It probably couldn’t have helped Wilfork to see reports of the Patriots giving Revis $12 million for one year, the highest salary of any cornerback for 2014. The one-year contract is actually a two-year deal, with a $20 million option for 2015 that is almost certain not to be picked up, but was created to help Revis fit under the salary cap for 2014.

The Patriots gave Revis a $10 million signing bonus, $1.5 million guaranteed salary and up to $500,000 for per-game roster bonuses in 2014. The contract also has a $12 million option bonus on April 1, 2015, a $7.5 million salary, and $500,000 in bonuses if the option is picked up.


The $10 million signing bonus is split into two years, so Revis’s 2014 salary cap number will be a manageable $7 million, and an absurd $25 million if the 2015 option is exercised. Instead, the Patriots would either try to extend Revis during this season, decline the option but try to sign him as a free agent, or decline the option and let him leave.

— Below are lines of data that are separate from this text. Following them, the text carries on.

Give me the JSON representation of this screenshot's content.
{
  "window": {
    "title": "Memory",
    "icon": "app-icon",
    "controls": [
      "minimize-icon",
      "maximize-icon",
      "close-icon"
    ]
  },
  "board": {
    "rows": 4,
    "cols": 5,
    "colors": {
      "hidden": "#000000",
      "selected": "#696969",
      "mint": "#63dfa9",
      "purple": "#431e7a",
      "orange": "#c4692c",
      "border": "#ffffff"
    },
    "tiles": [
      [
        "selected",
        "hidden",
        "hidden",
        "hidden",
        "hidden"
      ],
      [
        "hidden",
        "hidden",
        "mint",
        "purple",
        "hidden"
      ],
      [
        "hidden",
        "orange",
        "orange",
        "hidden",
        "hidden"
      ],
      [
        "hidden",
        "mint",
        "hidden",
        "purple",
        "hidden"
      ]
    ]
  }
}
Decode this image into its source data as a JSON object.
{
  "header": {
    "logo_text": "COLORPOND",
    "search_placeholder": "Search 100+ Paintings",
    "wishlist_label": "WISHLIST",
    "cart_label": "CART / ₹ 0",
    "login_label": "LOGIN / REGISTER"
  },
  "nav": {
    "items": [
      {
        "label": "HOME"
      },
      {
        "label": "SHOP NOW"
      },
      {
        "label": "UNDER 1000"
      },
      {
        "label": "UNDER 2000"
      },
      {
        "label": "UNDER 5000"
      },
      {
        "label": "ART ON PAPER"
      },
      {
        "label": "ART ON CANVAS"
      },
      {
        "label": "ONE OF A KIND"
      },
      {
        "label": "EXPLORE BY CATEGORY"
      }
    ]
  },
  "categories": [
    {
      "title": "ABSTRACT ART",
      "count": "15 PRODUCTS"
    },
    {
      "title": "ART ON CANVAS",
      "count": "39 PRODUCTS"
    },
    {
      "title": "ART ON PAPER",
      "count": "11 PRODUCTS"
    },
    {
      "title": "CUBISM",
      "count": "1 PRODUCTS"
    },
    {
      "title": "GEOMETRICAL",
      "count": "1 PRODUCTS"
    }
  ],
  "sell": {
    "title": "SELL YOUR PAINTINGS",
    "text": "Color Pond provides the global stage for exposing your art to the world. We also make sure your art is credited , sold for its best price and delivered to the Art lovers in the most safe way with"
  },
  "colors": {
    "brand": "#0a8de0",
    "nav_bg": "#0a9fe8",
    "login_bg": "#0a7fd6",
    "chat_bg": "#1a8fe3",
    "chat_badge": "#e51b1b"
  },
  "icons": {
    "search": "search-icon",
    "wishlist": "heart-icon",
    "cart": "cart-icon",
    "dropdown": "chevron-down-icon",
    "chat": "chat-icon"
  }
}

If they decline the option and decide not to re-sign Revis, he would still cost $5 million against the cap in 2015. It is unlikely the Patriots would use the franchise tag on him next offseason, as his salary would be $14.4 million and cap number $19.9 million.

Meanwhile, Wilfork wasn’t the only defensive tackle asked to the Patriots save some salary cap dollars. Veteran Tommy Kelly agreed to a restructured contract that cut his base salary by $1 million but lets him make some of it back via incentives — $50,000 in per-game roster bonuses and up to $645,000 in play-time markers, according to NFL Players Association records. Overall, the move gave the Patriots a little more than $850,000 in salary cap space. They currently have about $19 million in cap space when factoring in Wilfork, Revis, Kelly, and other recent transactions.


Kelly got a $100,000 signing bonus for his troubles, but that is the only money he is guaranteed, and the Patriots could save $1.7 million against the cap if they cut him at the end of training camp. Kelly had 2½ sacks last season before suffering a season-ending knee injury in Week 5.

The Patriots have some promising young defensive tackles in Chris Jones and Sealver Siliga, but are likely to bolster the position this offseason, particularly if Wilfork exits. Only a few decent nose tackles are left on the free agent market — Henry Melton, B.J. Raji, Alex Carrington, Pat Sims – so the draft may be the better way for the Patriots.

Meanwhile, the Patriots and receiver Julian Edelman continued to wait things out as the wide receiver market slowly developed. Edelman is expected to visit with his hometown 49ers Friday, a source told the Globe. The Panthers released Steve Smith on Thursday, and teams appear to be waiting to see where he and Hakeem Nicks land before moving on Edelman. Nicks visited the Colts on Thursday.

Edelman potentially lost one suitor on Thursday when the Browns signed slot receiver Andrew Hawkins to an offer sheet the Bengals are reportedly not going to match. The Ravens are also believed to be interested in Edelman, but the Ravens are also strongly interested in Smith, who included the Ravens and Patriots among the five teams he wanted to be traded to before the Panthers released him, according to the Charlotte Observer.


The Patriots continue to stay in contact with Edelman, but also are eying other receivers. It is unclear if they have interest in signing Smith or Nicks to short-term deals, and they reportedly hosted Jason Avant and Brandon LaFell on visits. Santonio Holmes, James Jones, and Emmanuel Sanders also remain available.

Ben Volin can be reached at Follow him on Twitter @BenVolin